The shiny object syndrome is real. So how can we combat this?
“Focus” is so much easier said than done.
Every day I talk to friends and colleagues who are struggling to create momentum towards their goals, and when I dig deeper it is almost always the case that they are spreading themselves too thin by attempting to work on multiple large projects at once.
So how does one implement focus in their business?
Is it truly possible to build something meaningful while also pursuing different projects at the same time? From an investor standpoint, I think it can be done if you have “leverage” within that business that is working for you. How much "active" energy will you need to allocate? Otherwise, I think it becomes very hard, if not impossible, to do if the business is dependent on you or that draws a lot of your active energy.
I have personally found that frameworks, accountability, and self-awareness are some of the most powerful methods to cultivate “focus.” Focus to me is nothing more than another habit you have to build and nurture over time.
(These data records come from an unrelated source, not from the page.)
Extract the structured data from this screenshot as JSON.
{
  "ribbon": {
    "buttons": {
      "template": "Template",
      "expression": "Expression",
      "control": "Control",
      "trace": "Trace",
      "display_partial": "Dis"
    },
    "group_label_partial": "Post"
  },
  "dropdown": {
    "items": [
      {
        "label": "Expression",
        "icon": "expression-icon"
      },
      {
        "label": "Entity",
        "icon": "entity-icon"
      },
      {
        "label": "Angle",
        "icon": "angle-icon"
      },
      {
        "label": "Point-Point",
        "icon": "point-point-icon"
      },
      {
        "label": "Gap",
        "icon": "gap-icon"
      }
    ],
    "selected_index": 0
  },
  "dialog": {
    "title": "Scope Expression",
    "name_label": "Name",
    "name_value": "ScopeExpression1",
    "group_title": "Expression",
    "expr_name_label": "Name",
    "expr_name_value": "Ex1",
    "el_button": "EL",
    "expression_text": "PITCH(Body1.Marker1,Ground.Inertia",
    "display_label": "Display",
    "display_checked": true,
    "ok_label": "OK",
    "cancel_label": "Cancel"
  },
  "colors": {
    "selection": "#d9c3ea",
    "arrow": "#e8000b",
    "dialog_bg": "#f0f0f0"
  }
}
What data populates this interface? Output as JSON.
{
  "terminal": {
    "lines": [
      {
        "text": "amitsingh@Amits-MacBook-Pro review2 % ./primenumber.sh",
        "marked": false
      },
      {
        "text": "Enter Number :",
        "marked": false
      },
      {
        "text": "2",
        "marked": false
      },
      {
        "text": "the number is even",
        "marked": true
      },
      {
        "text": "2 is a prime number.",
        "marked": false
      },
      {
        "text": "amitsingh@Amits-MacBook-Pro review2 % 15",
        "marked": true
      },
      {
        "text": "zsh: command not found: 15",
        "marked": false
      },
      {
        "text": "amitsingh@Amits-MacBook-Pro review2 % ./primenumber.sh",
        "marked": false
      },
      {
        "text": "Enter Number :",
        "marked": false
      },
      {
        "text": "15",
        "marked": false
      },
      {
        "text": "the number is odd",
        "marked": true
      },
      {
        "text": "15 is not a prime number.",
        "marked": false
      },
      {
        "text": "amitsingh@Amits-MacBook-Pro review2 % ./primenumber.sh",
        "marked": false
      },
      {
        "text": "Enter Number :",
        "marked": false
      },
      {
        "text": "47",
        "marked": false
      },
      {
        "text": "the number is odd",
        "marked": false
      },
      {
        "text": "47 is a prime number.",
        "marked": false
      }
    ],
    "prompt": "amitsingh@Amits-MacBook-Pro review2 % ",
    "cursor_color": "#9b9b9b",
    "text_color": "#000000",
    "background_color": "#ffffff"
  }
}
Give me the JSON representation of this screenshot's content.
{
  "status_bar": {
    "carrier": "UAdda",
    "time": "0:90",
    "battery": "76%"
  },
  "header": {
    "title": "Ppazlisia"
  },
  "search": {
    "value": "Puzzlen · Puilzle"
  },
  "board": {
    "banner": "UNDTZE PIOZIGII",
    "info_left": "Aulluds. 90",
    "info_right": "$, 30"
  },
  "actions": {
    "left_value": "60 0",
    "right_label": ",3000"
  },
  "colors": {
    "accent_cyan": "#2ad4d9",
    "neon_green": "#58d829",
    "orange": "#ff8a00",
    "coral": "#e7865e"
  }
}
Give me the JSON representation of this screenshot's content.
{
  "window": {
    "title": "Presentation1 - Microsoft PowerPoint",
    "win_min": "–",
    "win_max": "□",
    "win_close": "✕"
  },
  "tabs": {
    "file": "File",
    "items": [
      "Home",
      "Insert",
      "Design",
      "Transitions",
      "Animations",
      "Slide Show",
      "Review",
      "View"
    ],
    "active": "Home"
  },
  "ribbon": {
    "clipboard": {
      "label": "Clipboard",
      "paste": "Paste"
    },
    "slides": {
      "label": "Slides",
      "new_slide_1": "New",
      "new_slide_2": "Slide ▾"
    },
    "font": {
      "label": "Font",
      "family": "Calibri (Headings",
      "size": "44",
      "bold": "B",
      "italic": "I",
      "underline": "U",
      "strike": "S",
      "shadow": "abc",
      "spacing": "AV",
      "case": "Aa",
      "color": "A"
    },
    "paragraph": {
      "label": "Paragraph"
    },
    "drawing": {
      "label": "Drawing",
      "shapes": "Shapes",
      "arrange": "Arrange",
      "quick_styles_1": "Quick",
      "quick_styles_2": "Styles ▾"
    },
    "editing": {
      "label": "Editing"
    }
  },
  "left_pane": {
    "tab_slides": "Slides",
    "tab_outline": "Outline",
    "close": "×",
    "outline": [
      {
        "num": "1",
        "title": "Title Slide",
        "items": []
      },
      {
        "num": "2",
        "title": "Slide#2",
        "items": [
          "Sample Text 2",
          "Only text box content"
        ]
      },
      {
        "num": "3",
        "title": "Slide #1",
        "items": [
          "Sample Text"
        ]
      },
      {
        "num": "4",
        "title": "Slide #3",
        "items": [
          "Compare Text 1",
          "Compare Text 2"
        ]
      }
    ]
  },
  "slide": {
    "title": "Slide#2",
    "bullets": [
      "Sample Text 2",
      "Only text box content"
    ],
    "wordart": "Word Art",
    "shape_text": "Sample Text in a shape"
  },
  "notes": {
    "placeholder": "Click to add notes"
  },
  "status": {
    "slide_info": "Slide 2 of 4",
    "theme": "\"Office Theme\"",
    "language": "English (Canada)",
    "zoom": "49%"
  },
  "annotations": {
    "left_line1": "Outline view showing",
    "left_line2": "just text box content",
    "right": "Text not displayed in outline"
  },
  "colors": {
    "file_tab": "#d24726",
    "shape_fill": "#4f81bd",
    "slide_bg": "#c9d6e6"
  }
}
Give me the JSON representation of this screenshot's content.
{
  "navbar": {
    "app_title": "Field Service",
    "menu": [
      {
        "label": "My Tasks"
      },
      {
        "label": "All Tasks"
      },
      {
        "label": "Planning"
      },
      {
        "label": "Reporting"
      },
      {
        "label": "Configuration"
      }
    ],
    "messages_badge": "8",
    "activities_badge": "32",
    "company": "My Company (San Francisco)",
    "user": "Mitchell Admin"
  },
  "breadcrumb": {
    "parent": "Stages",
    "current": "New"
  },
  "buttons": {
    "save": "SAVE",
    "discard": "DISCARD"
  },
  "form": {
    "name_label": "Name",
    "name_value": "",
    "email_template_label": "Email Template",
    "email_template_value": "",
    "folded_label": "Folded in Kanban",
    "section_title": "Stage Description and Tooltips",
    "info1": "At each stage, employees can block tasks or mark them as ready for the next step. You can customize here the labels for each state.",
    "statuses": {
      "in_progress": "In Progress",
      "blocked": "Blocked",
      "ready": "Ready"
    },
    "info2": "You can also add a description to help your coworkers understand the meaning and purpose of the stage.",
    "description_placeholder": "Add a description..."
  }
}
So I want to share one of my favorite frameworks that have really helped me this year and are continuing to help me now (because this is a struggle that never ends).
It’s called the “Five Ones” framework. I have found it incredibly useful at “calming the storm” of opportunity noise that is presenting itself during my journey. This coupled with accountability partners and constantly auditing yourself (at least for me) has been game-changing.
This concept is nothing new and I originally stumbled across it from former founder and CEO of Leadpages, Clay Collins. He credits this framework for his companies exceptional growth from $0-$30MM in ARR. He also recommends this as the #1 driver for any businesses aiming for the $1MM mark in yearly revenue.
It’s simple, sexy and just makes a ton of sense.
The Five One's framework is as follows:
1. Choose ONE target audience
2. Choose ONE product
3. Choose ONE conversion method
4. Choose ONE traffic source
5. Commit ONE year to only focusing on this. Nothing else.
This for me has brought a lot of clarity in what otherwise seemed like swimming in a pool of murky and unsure opportunities. Not only does it help to say no to new opportunities outside your business but also to ones inside your business that distract you on a daily basis.
This is where a majority of the “wrong turns” happen when you are in the growth and building phase. Especially with productized services.
The goal is to avoid spreading yourself too thin and allocating your energy to the highest leverage actions possible.
- Run your business through these Five Ones and let me know how you go?
- How can you implement a system of accountability and audits to ensure you stay focused moving forward? Accountability partner?
I hope this helps you bring some clarity to the productized service you’re building!